→ SOURCE DATA
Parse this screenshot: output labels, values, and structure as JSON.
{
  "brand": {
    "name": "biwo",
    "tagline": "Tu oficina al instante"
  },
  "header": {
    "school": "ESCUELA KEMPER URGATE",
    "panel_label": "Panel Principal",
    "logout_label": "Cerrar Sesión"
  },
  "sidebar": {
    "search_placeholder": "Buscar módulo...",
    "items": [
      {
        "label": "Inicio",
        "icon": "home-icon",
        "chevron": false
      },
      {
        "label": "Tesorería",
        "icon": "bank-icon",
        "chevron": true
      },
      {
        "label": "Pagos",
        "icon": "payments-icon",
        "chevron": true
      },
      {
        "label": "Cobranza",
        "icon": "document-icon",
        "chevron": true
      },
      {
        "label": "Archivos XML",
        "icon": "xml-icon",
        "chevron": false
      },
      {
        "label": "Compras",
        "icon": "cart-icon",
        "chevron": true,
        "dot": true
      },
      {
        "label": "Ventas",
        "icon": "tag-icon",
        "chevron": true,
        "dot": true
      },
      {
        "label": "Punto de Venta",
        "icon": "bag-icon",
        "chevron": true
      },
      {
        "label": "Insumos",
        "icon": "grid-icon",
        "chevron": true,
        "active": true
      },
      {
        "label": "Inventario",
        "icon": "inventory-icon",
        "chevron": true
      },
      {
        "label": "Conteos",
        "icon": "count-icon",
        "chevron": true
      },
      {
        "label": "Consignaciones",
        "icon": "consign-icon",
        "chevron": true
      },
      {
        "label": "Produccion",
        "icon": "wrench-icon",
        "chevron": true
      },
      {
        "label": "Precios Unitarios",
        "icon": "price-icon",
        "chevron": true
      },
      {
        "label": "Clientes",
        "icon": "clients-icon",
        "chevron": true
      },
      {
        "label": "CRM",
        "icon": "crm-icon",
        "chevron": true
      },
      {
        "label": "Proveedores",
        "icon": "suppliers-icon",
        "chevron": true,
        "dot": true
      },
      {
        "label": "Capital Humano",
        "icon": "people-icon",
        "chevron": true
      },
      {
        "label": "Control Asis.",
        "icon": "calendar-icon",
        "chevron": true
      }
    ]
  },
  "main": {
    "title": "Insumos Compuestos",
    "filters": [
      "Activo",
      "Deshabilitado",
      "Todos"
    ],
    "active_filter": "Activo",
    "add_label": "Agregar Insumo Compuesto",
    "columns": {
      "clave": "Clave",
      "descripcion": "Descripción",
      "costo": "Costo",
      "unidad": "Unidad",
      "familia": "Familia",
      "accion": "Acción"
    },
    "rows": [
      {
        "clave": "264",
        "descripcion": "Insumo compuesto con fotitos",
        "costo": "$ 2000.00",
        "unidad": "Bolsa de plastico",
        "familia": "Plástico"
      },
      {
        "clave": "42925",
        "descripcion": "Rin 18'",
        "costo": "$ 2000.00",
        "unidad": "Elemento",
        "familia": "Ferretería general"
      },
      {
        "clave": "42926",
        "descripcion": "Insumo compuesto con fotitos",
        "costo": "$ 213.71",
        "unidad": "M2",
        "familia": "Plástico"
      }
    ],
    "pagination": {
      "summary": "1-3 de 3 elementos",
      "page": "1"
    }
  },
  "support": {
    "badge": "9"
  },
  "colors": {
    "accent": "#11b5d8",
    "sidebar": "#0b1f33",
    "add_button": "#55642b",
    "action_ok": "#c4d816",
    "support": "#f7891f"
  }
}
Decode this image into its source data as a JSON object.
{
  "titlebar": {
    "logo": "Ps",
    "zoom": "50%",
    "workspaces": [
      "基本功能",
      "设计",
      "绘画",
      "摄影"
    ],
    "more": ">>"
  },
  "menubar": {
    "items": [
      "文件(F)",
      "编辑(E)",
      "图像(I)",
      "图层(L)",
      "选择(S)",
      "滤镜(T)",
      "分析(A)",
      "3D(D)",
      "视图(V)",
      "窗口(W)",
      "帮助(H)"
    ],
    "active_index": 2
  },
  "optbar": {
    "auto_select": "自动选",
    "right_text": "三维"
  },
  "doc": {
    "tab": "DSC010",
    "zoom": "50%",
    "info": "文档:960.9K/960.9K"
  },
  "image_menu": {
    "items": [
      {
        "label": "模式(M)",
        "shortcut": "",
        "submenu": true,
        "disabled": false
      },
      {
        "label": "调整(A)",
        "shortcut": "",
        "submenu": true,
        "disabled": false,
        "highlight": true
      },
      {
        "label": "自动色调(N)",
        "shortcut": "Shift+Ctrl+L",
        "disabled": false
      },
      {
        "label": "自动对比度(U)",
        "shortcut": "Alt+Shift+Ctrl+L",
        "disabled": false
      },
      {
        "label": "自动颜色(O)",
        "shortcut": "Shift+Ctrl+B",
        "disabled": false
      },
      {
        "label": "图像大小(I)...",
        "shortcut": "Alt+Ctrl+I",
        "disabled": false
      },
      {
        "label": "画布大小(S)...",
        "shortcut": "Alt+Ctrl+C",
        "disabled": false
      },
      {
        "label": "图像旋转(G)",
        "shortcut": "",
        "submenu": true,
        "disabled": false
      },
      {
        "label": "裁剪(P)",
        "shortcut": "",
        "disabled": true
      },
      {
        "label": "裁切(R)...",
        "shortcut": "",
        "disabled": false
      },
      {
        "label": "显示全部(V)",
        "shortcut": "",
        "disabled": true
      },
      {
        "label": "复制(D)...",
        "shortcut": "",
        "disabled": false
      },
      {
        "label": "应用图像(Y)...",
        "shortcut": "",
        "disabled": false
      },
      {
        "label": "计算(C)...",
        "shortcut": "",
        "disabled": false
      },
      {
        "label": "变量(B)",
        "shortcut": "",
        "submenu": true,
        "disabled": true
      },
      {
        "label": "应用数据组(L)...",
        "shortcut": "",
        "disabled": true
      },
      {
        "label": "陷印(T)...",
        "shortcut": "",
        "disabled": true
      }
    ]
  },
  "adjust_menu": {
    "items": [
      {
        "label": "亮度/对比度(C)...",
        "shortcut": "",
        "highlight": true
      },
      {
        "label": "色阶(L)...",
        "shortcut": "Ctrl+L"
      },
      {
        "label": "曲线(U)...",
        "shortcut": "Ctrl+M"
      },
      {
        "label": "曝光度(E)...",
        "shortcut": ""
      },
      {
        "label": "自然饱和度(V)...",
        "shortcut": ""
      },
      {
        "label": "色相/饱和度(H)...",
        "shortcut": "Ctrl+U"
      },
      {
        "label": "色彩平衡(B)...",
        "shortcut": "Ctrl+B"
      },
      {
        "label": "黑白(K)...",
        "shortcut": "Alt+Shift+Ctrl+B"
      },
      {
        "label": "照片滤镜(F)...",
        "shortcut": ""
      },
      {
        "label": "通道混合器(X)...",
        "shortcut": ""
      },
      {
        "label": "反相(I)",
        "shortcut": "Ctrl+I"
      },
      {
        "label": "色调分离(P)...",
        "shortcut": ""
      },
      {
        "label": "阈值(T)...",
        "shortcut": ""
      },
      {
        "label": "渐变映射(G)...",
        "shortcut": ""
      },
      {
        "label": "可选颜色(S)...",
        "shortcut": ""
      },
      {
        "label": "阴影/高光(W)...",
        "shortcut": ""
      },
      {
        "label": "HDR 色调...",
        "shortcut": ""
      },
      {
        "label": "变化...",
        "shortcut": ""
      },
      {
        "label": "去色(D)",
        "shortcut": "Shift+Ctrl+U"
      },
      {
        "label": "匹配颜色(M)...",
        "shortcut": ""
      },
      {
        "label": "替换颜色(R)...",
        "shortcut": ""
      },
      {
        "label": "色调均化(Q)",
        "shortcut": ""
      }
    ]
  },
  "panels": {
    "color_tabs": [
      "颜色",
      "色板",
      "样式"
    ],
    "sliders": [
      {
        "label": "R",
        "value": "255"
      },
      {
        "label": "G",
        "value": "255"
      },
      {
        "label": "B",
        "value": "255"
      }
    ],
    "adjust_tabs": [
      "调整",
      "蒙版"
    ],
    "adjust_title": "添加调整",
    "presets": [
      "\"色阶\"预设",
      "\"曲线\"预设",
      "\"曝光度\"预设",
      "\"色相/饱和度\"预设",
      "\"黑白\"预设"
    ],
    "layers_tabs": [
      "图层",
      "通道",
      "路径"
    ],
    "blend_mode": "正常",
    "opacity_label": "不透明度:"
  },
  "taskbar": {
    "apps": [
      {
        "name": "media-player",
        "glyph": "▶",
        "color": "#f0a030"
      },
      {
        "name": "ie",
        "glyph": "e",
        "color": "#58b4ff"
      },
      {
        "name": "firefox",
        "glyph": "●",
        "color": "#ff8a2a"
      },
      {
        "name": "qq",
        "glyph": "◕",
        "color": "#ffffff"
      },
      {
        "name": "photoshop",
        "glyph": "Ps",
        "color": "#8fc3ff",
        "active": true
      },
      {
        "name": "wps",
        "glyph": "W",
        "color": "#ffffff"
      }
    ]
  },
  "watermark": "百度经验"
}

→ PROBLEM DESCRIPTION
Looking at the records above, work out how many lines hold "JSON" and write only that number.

→ SOLUTION TO THIS PROBLEM
2